When we make them, we never do—usually. We did this weekend. It's my buttermilk sage biscuit recipe, minus the sage this time. We ate them warm, right from the oven, with cold butter. But we had a few leftover. So, I wondered, "what should I do with them?" The options are endless; make gravy for them, or split, steam and fill with fried egg and a slice of ham, or split, toast and eat with fig jam.
Instead, I thought—why not make french toast, but with a biscuit? So, I split them, soaked them in a simple french toast custard and voila! French toast from a buttermilk biscuit.

  • 4 biscuits, split in half
  • 2 eggs
  • Splash of milk or cream
  • Cinnamon

Split your biscuits in half, and make whatever your usual french toast mixture of egg is...(I use eggs, some cream or milk and some cinnamon—whisk it in a shallow dish for soaking.) Soak the biscuits in the egg mixture. Soak them longer than you would bread, the biscuits are dense, and need extra time to soak it up.
Then fry in a medium-high skillet in a little butter until browned.
Serve these with a little sweetened condensed milk drizzled over top (divine!!) or syrup.

Sunday, September 5, 2010

Sweet potato fries...

When I first married, my husband announced that he was not one who enjoyed potatoes. "All potatoes?" I asked. "Anything potato," he states. Imagine my dismay when my newly found culinary mission (to faithfully feed and satisfy a new husband) now had one key kitchen ingredient taken completely off the table. I mean, the potato is a foodies blank slate. You can do so many things with it! One could make potatoes seven-days a week, seven-different ways and a person would not necessarily feel overwhelmed by potato.
So, what now?—I thought to myself. This meant no mashed potatoes, no scalloped potatoes, no au-gratin, or potato gratins,  no frittata’s with a potato crust, no roasted-salted baby potatoes with garlic aioli...
For goodness sake, I grow potatoes! I love them myself, so I knew I had to find a way to make them enjoyable for him. The husband did say that a crispy-thin French fry was–on occasion–acceptable to his palate. I ran with it.
I began to make baked shoestring French fries, in the oven, so they are healthy, because they are baked and not fried. Plus made with olive oil, the olive oil is good for you.
We eat them now with regularity, several times a month.
We have come a long way in our home in terms of the potato. I am even making these sweet potato fries, and they are eaten up with pleasure. They do not get super-crispy like a potato, but they do get crispy enough to be deemed, "Boy, these are good!"
These oven fries are delicious! Salty from the seasoning and sweet (from the potato naturally) they have a delicious flavor.

Serve with a chipotle mayo, or ketchup.

  •  3 medium sweet potatoes (I do not peel them, you can if you prefer not peel)
  • 1 tsp. garlic powder
  • 2 tsp. dried or fresh parsley
  • Salt and pepper
  • Olive oil to coat
  • Parmesan cheese (optional).
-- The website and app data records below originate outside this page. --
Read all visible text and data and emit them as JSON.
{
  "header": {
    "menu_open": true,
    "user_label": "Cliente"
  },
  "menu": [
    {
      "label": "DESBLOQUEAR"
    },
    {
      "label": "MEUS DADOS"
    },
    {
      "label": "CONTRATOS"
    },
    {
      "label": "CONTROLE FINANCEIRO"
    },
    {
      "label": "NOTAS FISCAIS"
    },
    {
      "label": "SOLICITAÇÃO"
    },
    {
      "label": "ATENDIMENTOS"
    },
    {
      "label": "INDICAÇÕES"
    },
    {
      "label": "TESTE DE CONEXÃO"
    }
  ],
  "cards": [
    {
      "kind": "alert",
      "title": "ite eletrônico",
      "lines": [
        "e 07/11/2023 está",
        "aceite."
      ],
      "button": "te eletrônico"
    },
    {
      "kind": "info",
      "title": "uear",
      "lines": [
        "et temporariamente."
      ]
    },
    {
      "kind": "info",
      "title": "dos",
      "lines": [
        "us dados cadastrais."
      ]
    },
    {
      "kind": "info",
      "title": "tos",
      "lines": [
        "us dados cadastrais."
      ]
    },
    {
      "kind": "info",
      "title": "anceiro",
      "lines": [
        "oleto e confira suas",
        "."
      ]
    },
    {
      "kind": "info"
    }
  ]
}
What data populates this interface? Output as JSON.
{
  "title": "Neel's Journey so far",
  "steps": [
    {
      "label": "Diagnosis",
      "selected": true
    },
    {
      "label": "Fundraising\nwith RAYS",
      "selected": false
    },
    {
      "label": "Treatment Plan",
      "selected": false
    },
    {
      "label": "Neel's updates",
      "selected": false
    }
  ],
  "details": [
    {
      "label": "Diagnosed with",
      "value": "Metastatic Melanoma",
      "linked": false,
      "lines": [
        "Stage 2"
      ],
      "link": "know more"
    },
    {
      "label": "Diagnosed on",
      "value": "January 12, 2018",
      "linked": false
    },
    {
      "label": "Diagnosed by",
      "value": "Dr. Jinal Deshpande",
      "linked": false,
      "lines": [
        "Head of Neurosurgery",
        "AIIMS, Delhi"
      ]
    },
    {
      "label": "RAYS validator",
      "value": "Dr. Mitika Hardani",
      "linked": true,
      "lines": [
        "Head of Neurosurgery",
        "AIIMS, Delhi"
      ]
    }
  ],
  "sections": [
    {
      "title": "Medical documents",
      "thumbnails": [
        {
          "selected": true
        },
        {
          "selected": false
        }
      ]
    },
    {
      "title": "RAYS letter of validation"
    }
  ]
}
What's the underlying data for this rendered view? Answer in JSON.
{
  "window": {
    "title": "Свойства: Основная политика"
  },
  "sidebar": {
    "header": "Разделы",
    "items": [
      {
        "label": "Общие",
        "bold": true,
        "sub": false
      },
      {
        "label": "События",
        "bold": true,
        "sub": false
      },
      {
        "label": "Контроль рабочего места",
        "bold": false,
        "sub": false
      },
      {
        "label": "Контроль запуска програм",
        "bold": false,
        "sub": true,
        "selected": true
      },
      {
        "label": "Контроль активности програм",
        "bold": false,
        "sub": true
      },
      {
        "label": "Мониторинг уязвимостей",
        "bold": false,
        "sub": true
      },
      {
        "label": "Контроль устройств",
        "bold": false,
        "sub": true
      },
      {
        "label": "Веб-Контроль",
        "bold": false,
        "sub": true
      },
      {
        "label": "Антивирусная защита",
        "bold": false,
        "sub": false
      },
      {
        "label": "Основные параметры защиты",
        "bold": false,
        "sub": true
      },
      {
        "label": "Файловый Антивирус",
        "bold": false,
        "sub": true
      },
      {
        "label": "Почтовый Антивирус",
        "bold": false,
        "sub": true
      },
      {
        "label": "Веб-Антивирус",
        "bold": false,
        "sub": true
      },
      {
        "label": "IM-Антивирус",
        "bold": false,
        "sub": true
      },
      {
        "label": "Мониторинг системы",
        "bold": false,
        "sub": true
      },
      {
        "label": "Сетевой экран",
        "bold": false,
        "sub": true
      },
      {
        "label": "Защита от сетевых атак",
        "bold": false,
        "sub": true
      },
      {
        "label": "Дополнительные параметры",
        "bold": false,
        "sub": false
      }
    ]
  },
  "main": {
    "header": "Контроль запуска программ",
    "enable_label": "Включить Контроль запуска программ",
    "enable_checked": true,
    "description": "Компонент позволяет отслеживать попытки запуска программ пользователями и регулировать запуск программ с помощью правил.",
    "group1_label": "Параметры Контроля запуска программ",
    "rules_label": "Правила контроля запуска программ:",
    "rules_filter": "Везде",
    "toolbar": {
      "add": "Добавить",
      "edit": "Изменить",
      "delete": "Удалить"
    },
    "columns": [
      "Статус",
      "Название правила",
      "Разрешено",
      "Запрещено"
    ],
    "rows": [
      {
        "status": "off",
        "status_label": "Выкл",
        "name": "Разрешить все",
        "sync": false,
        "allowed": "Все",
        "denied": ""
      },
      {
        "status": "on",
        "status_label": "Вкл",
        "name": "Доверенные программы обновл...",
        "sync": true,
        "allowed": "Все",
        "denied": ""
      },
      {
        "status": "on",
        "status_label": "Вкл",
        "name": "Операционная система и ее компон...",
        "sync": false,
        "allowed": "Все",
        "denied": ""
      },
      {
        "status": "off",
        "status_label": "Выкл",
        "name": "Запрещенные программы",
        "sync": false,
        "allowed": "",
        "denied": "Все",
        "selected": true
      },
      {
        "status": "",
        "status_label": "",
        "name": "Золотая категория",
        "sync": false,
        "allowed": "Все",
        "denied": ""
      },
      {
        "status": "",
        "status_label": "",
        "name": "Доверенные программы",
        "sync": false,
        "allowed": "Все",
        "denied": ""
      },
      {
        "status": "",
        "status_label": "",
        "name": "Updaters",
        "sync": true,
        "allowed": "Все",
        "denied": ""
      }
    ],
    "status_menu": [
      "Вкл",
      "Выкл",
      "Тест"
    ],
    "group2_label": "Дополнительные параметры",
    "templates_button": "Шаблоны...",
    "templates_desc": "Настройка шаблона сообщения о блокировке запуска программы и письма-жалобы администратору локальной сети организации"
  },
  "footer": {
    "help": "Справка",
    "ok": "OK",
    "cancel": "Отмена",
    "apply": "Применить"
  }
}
Heat oven to 425-degrees. Line a rimmed baking sheet with foil, shiny-side up on the foil. Spread some olive oil on the foil to prevent sticking.
Slice the sweet potato into this strips, a bit thinner than a yellow pencil.
Toss with olive oil, garlic powder, parsley, and season with salt and pepper.
Spread on the baking sheet in a single layer. Bake for 15-minutes, then using a spatula, turn them over. Bake for another 10-minutes, until they begin to brown.
Sprinkle with parmesean cheese at the end when they come out if you like.